Hinch, who’s now running for House speaker, diplomatically added, “He and I had some differences, but his heart is in the right place.”

Hoell said it all came down to keeping promises made on the campaign trail.

“Sometimes that was working with leadership and sometimes that was working in opposition,” he said. “But regardless, it was about keeping our word.”

Moore, state director for the conservative advocacy group Americans for Prosperity, praised Hoell’s willingness to buck the party line.

“He always did a great job of pushing the envelope, which at the first instance might fail, but in the second year or third year it ends up becoming a reality and we saw that a lot with JR’s initiatives. Things that people thought were simply not viable politically ended up becoming viable,” Moore said.

“Leading an effort to take down the state budget is probably the biggest example of something that most people would think is not politically viable. But not only did he do it, he did it in a way that resulted in even greater tax relief on the back end when there finally was a budget. So he had a major impact up here,” Moore added.

House Minority Leader Steve Shurleff said he didn’t see eye to eye with Hoell much, noting that “JR would go to the well quite often, and you always knew where he stood on issues.”

But still, the Democrat from Concord said he sometimes found common ground with Hoell.

“There were several times that we and JR voted the same way.

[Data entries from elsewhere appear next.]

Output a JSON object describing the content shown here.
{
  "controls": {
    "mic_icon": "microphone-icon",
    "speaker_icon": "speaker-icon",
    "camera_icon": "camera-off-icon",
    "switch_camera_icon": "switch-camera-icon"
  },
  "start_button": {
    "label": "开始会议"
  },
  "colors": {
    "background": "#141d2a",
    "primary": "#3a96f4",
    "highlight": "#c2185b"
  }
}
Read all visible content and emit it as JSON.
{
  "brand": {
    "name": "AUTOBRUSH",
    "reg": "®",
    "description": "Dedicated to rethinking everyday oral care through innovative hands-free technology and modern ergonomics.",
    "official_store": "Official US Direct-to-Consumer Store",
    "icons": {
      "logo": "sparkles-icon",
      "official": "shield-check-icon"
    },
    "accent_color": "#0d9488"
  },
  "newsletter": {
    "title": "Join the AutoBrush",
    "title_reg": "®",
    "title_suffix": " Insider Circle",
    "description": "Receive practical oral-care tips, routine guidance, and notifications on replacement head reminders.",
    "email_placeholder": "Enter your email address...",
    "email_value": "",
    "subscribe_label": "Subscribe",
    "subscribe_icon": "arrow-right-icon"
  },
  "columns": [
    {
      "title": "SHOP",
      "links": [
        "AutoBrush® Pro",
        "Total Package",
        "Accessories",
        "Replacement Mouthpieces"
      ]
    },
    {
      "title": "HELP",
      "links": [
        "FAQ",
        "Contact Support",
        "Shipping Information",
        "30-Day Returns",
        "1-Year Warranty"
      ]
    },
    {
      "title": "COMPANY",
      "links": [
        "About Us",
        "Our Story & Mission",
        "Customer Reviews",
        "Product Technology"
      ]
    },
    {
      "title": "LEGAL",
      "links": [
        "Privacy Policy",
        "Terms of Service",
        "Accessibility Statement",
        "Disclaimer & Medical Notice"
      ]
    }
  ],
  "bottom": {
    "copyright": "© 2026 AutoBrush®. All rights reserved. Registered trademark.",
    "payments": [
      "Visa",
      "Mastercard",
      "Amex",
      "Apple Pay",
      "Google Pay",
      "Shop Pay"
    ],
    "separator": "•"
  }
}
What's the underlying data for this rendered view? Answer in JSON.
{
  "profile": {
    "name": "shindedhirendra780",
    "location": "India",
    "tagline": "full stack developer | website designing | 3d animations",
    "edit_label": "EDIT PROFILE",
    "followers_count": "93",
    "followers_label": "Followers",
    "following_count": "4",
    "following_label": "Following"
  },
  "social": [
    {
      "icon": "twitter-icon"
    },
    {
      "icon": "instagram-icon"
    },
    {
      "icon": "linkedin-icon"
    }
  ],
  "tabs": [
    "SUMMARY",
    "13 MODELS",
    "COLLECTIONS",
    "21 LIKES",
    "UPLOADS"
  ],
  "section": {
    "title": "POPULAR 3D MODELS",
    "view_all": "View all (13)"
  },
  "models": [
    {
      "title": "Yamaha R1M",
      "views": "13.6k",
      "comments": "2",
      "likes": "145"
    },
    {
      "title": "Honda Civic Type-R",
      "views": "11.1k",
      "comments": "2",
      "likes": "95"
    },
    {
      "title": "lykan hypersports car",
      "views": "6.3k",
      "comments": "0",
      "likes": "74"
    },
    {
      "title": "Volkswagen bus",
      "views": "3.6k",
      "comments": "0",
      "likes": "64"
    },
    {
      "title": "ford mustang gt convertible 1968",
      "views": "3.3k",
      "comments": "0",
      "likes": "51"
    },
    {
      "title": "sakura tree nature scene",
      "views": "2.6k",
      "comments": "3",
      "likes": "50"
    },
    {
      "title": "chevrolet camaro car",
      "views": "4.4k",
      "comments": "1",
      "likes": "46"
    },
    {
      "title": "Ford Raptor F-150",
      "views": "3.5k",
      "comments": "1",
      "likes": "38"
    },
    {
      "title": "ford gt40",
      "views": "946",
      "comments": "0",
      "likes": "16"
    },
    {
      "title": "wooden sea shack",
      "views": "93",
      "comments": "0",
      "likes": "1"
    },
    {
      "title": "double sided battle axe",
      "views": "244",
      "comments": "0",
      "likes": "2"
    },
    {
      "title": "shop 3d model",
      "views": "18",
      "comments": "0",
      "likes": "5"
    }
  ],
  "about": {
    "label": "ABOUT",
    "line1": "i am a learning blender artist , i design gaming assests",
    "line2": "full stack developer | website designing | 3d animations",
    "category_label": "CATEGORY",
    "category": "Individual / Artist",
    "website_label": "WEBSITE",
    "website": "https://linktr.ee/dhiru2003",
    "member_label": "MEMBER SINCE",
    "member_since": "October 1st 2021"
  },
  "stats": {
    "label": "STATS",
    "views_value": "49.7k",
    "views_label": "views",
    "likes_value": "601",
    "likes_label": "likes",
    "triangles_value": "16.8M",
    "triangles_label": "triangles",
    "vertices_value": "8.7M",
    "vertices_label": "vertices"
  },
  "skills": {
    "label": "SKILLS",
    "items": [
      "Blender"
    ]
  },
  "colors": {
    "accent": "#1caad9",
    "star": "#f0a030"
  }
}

We would come to the same conclusions but for different reasons,” Shurtleff said. “A lot of times when (Hoell and the Freedom Caucus) would call the Republican leadership to task, we would often agree with them on procedural matters.”

Hoell wouldn’t say what the future holds or whether he’ll consider returning the Legislature down the road.

“I don’t have that magic crystal ball,” he said.

But even if he doesn’t make another run for the State House, that doesn’t mean he’s out of state politics altogether.

“I do know that I care very much what happens with our government, so I will stay involved even if it’s just on the sidelines as an activist,” he said.